You’ve decided to enter the wonderful world of freelance. It’s going to be great, right? You’ll be your own boss, set your own hours and only create work that makes you proud. While freelancing can be a very rewarding and versatile career move, it has its bad moments, just like any other job.
Freelance work is inherently risky. When you have a salaried position, your company will pay you on time every month. Any issues with client payments are dealt with the finance team, or at the very least, won’t affect your pay.
When it comes to freelancing, however, that simply isn’t the case.
Chargebacks Are Your Responsibility
If you encounter a chargeback as a freelancer, the only person that will have to deal with this problem is you. If you’re not familiar with chargebacks, allow me to explain.
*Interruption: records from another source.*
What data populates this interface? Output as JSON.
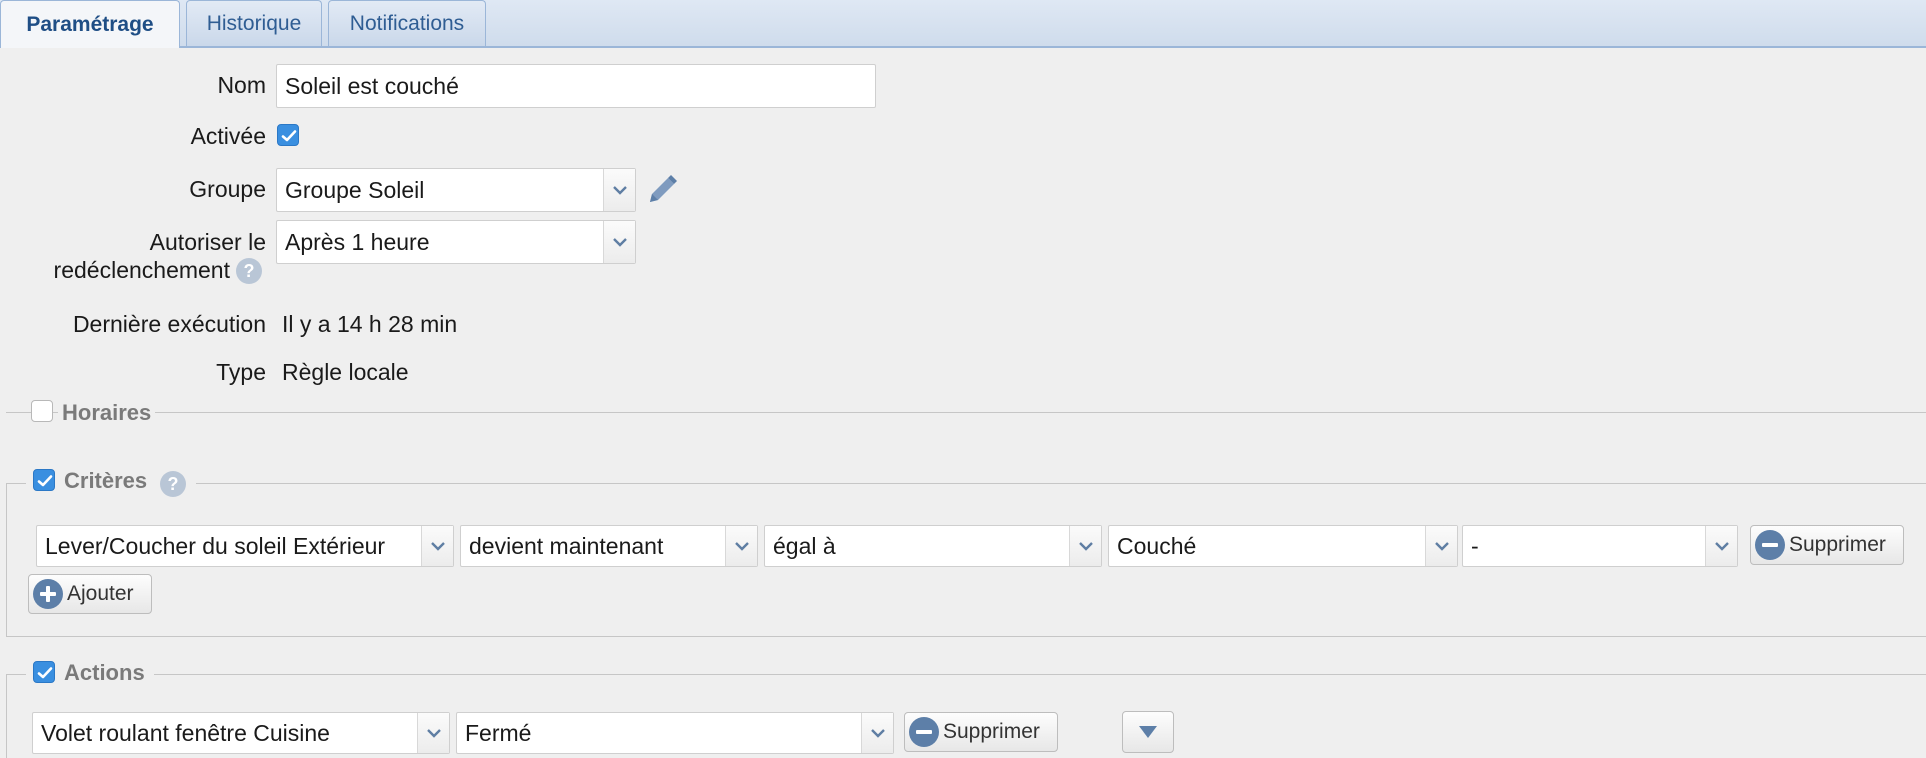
{
  "tabs": [
    {
      "label": "Paramétrage",
      "active": true
    },
    {
      "label": "Historique",
      "active": false
    },
    {
      "label": "Notifications",
      "active": false
    }
  ],
  "form": {
    "name_label": "Nom",
    "name_value": "Soleil est couché",
    "enabled_label": "Activée",
    "enabled_checked": true,
    "group_label": "Groupe",
    "group_value": "Groupe Soleil",
    "retrigger_label_line1": "Autoriser le",
    "retrigger_label_line2": "redéclenchement",
    "retrigger_value": "Après 1 heure",
    "last_run_label": "Dernière exécution",
    "last_run_value": "Il y a 14 h 28 min",
    "type_label": "Type",
    "type_value": "Règle locale"
  },
  "schedules": {
    "label": "Horaires",
    "checked": false
  },
  "criteria": {
    "label": "Critères",
    "checked": true,
    "row": {
      "device": "Lever/Coucher du soleil Extérieur",
      "trigger": "devient maintenant",
      "operator": "égal à",
      "value": "Couché",
      "extra": "-",
      "delete_label": "Supprimer"
    },
    "add_label": "Ajouter"
  },
  "actions": {
    "label": "Actions",
    "checked": true,
    "row": {
      "device": "Volet roulant fenêtre Cuisine",
      "value": "Fermé",
      "delete_label": "Supprimer"
    }
  },
  "colors": {
    "accent": "#3a8fe0",
    "tab_text": "#2f5d93",
    "icon_blue": "#5d7fa8"
  }
}
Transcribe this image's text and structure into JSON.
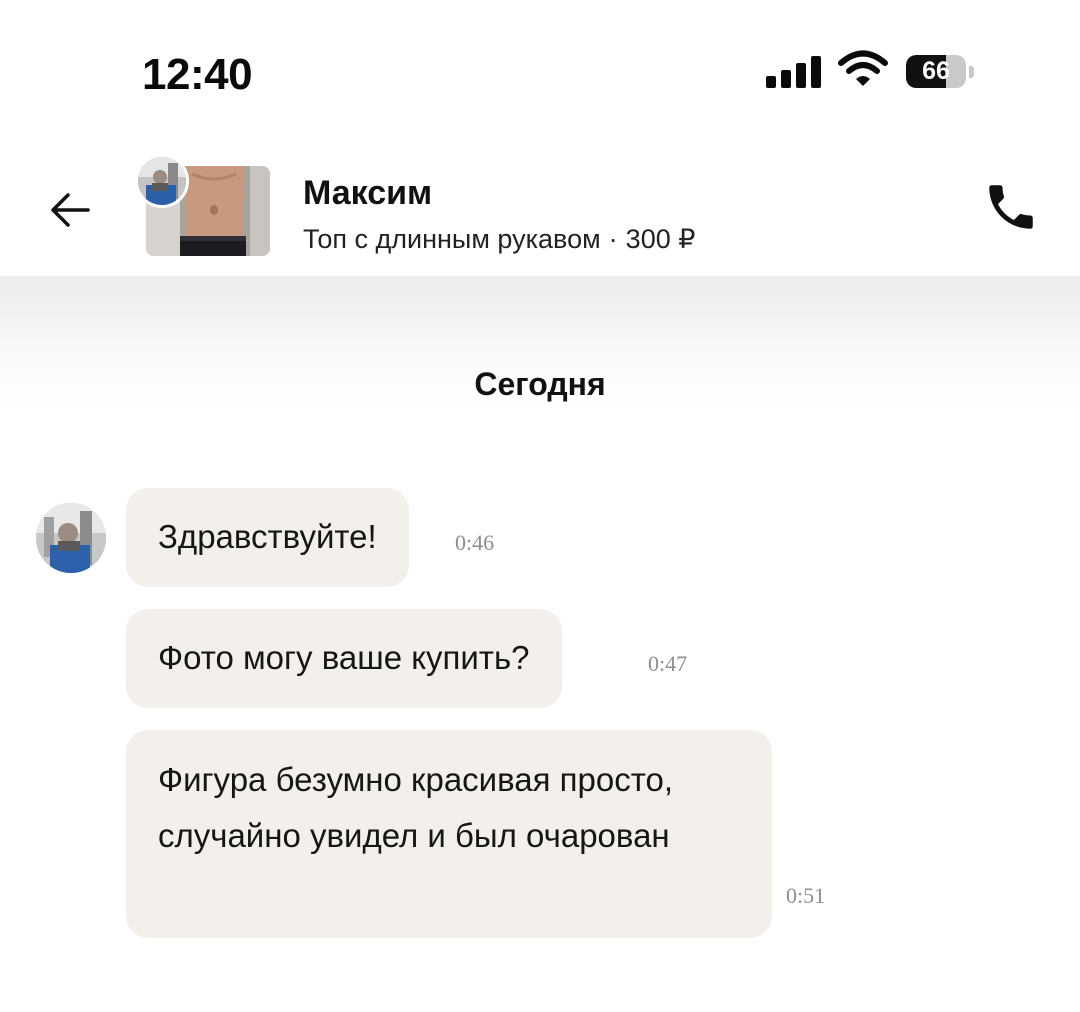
{
  "status_bar": {
    "time": "12:40",
    "battery_level": "66",
    "battery_fraction": 0.66,
    "icons": [
      "cellular-signal-icon",
      "wifi-icon",
      "battery-icon"
    ]
  },
  "header": {
    "contact_name": "Максим",
    "product_title": "Топ с длинным рукавом",
    "separator": "·",
    "product_price": "300 ₽",
    "icons": [
      "back-arrow-icon",
      "phone-icon"
    ]
  },
  "chat": {
    "date_divider": "Сегодня",
    "messages": [
      {
        "text": "Здравствуйте!",
        "time": "0:46"
      },
      {
        "text": "Фото могу ваше купить?",
        "time": "0:47"
      },
      {
        "text": "Фигура безумно красивая просто, случайно увидел и был очарован",
        "time": "0:51"
      }
    ]
  },
  "colors": {
    "bubble_bg": "#f3f0eb",
    "text": "#111111",
    "timestamp": "#8e8e8e"
  }
}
A chargeback occurs when a client contacts their bank after making a credit card payment and disputes the charge. After this, the payment you have received will be taken out of your account. To make matters worse, you have to pay a fee as well.
Since chargebacks are, at the very root of the process, an act of consumer protection, the burden of proof lies with you. It is kind of the same idea as innocent until proven guilty; unless you can prove –without a doubt – the chargeback was unjustly filed, it will not be reversed.
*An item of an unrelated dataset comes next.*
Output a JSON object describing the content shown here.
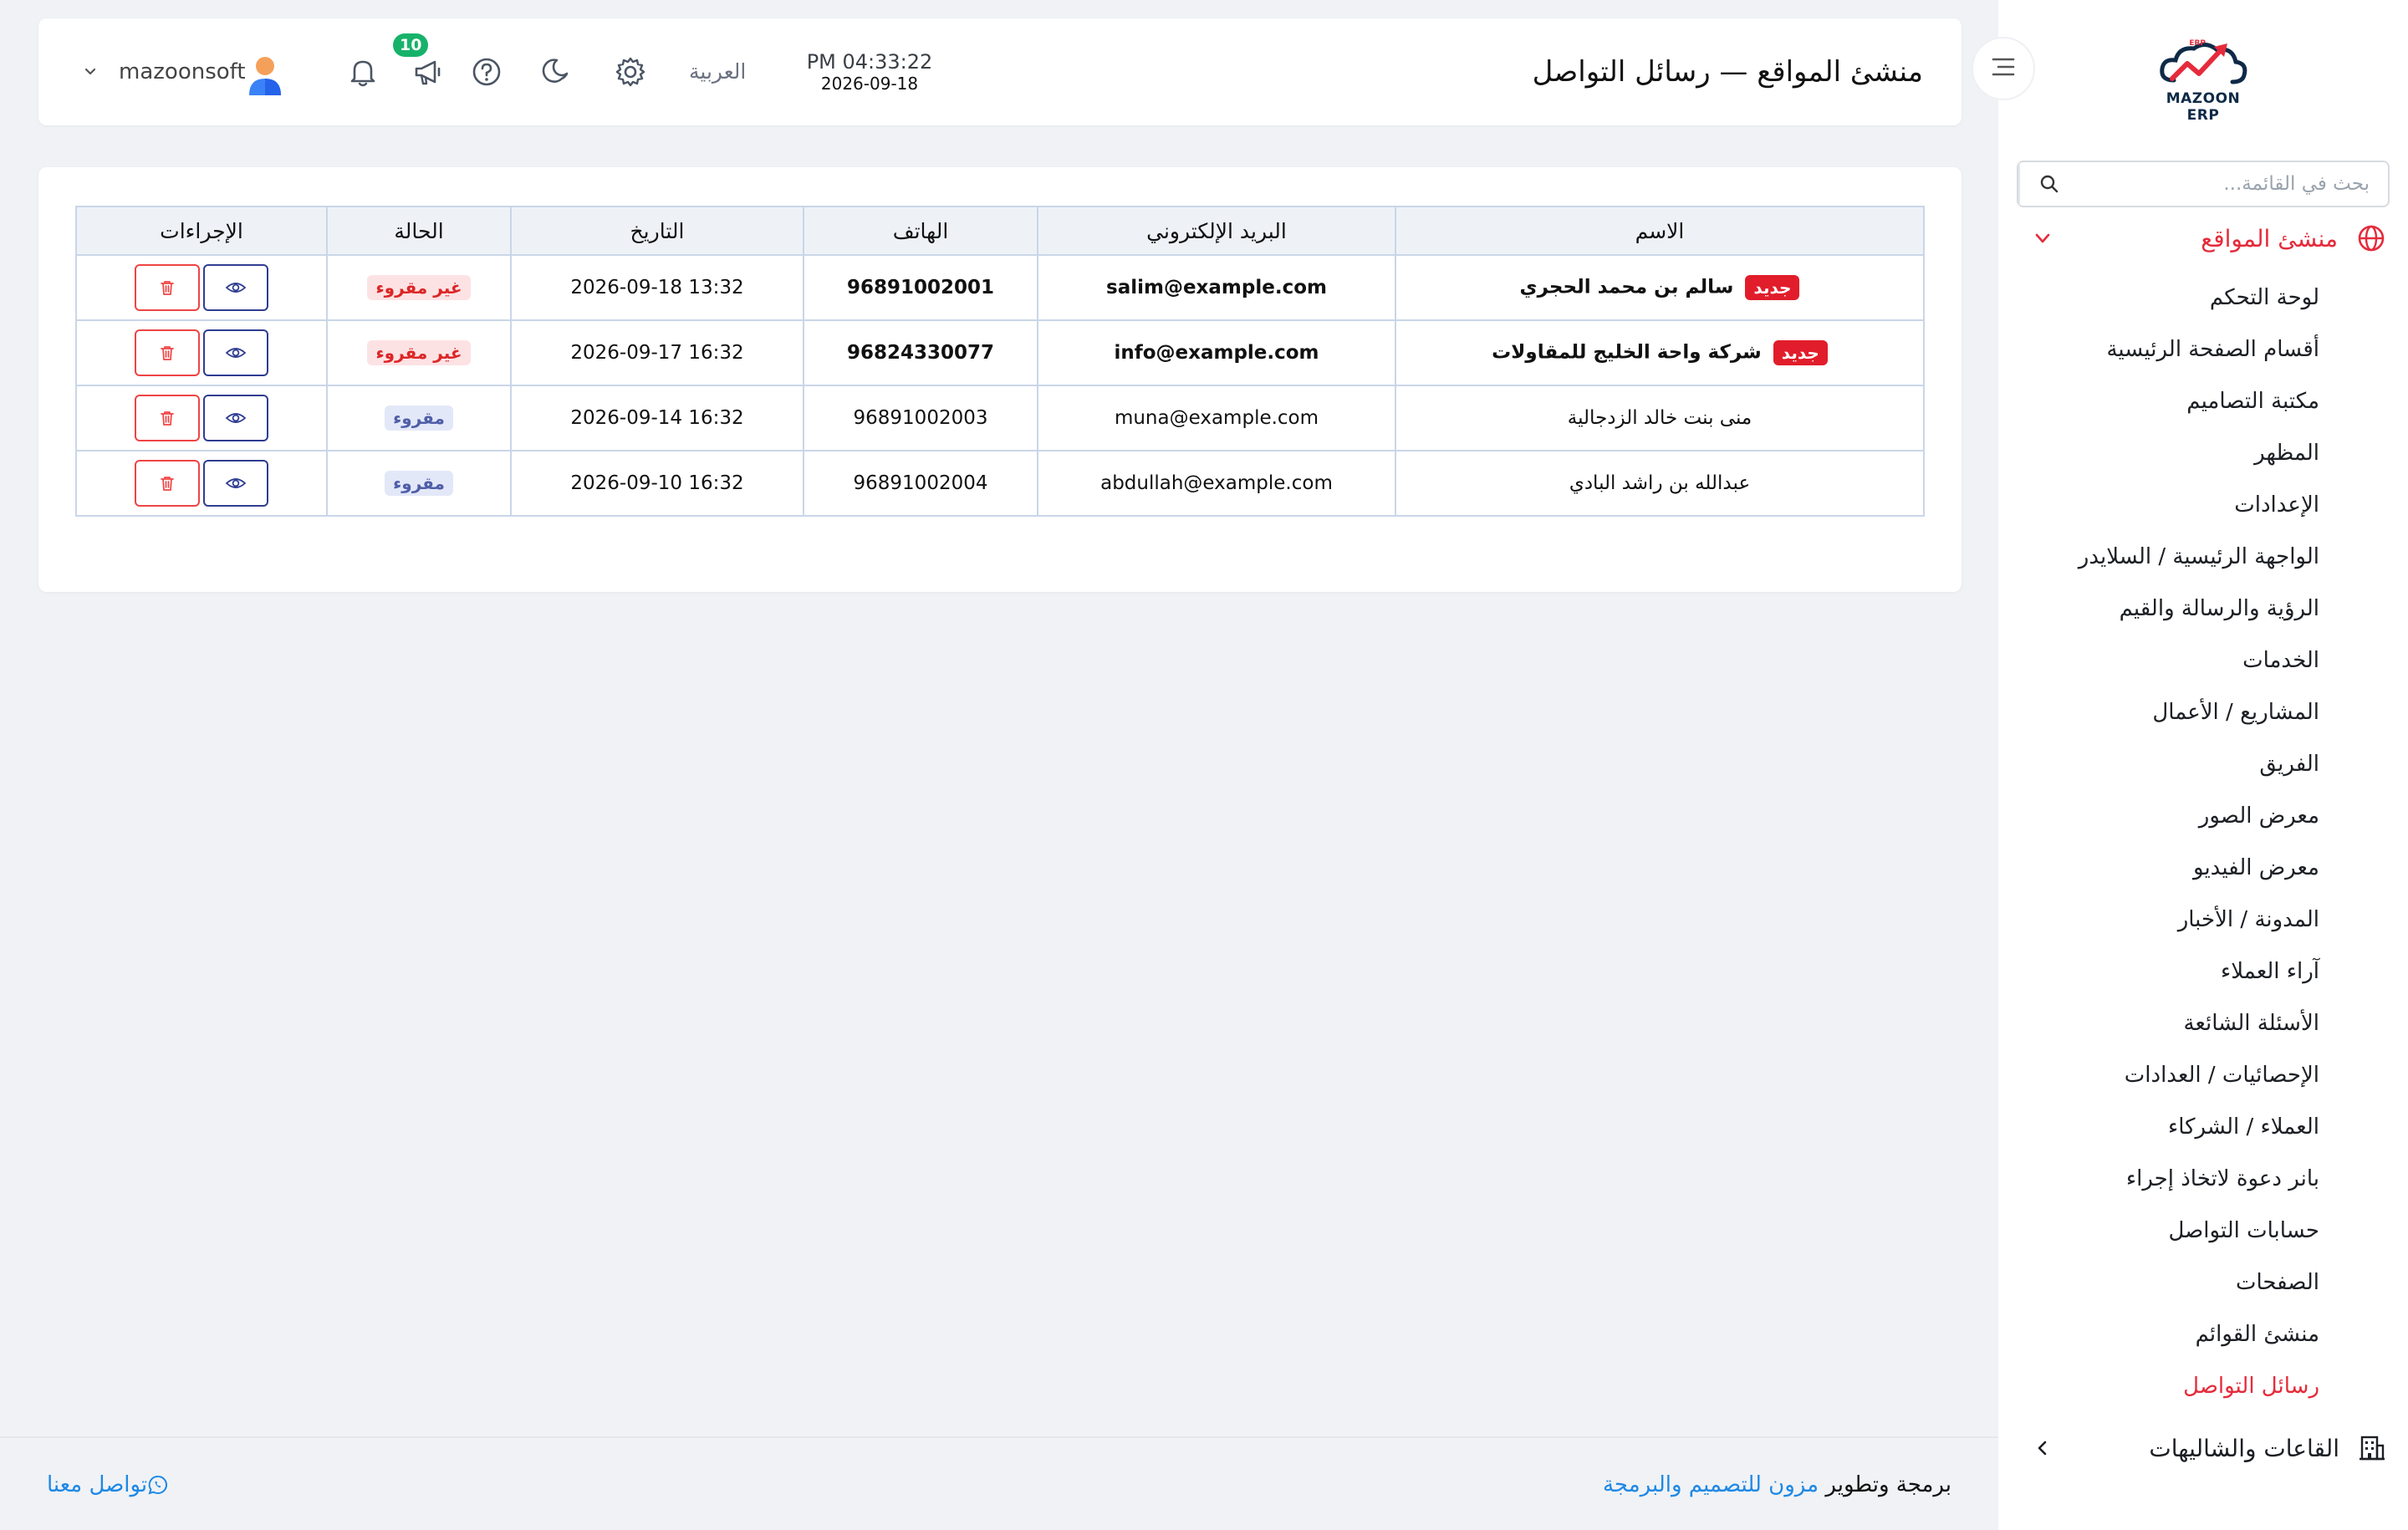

The Good News For Creative Freelancers
If your freelance work consists of something creative, such as design or copy, you do have one benefit that shouldn’t be ignored. Any time you create something, you automatically own the copyright for it.
This means you own the copyright until you have been adequately compensated for it. If you designed a website and the client filed a chargeback, he or she has not adequately compensated you for your work. Technically, you still own the copyright and the site owner is in violation of those rights.
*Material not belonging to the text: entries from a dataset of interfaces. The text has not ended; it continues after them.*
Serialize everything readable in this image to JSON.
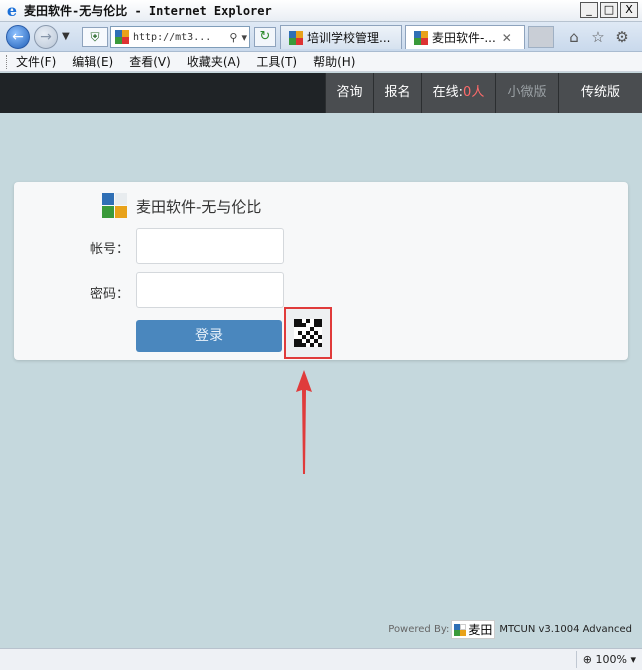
{
  "window": {
    "title": "麦田软件-无与伦比 - Internet Explorer",
    "btn_minimize": "_",
    "btn_restore": "□",
    "btn_close": "X"
  },
  "browser": {
    "address": "http://mt3...",
    "tabs": [
      {
        "label": "培训学校管理..."
      },
      {
        "label": "麦田软件-..."
      }
    ]
  },
  "menu": {
    "items": [
      "文件(F)",
      "编辑(E)",
      "查看(V)",
      "收藏夹(A)",
      "工具(T)",
      "帮助(H)"
    ]
  },
  "header": {
    "consult": "咨询",
    "signup": "报名",
    "online_label": "在线:",
    "online_count": "0人",
    "mini": "小微版",
    "classic": "传统版"
  },
  "login": {
    "brand": "麦田软件-无与伦比",
    "account_label": "帐号：",
    "password_label": "密码：",
    "account_value": "",
    "password_value": "",
    "login_button": "登录"
  },
  "footer": {
    "powered_by": "Powered By:",
    "logo_text": "麦田",
    "version": "MTCUN v3.1004 Advanced"
  },
  "status": {
    "zoom": "100%"
  },
  "colors": {
    "accent_red": "#e03b3b",
    "button_blue": "#4a87be",
    "header_dark": "#1f2326",
    "page_bg": "#c5d8dd"
  }
}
Usually, by notifying the client of these copyright violations, he or she will probably be willing to reverse the chargeback. That option is preferable to getting their entire website shutdown permanently for violating DMCA.
No matter what type of work you do
, there are several ways you can reduce the risk of chargebacks.
• Make sure you document everything. You need to have, in writing, what work you are expected to accomplish, what your timeline is and how much compensation you are to receive.
• It’s also very important that you meet your deadlines. You may be subject to a chargeback if the customer feels your promises were not met. If you deliver a project late, then they have a good reason to dispute the charge, and it will be difficult for you to prove otherwise.
• Look for warning signs. If someone isn’t willing to put down a deposit for your work or sign anything, you should back out immediately. Scammers usually follow certain behavioral patterns. If you can spot them, they will be much easier to avoid.
Working in freelance means you are your own boss. That comes not only with increased freedom, but also increased responsibility. Chargebacks are one of the issues you’re going to have to learn to deal with. If you’re not careful, you can lose a lot of money from chargebacks.
Do your best to prevent chargebacks from happening.
If you do get blindsided by one, be sure to instigate the representment process immediately. Stick up for your rights. You definitely won’t get the money you deserve if you aren’t willing to fight for it!
Guest author Bio
Suzie Gray is a freelance writer. She recently had to navigate the chargeback process
when she came up against a shady client. This process was challenging - now Suzie wants to help fellow freelancers avoid the same fate.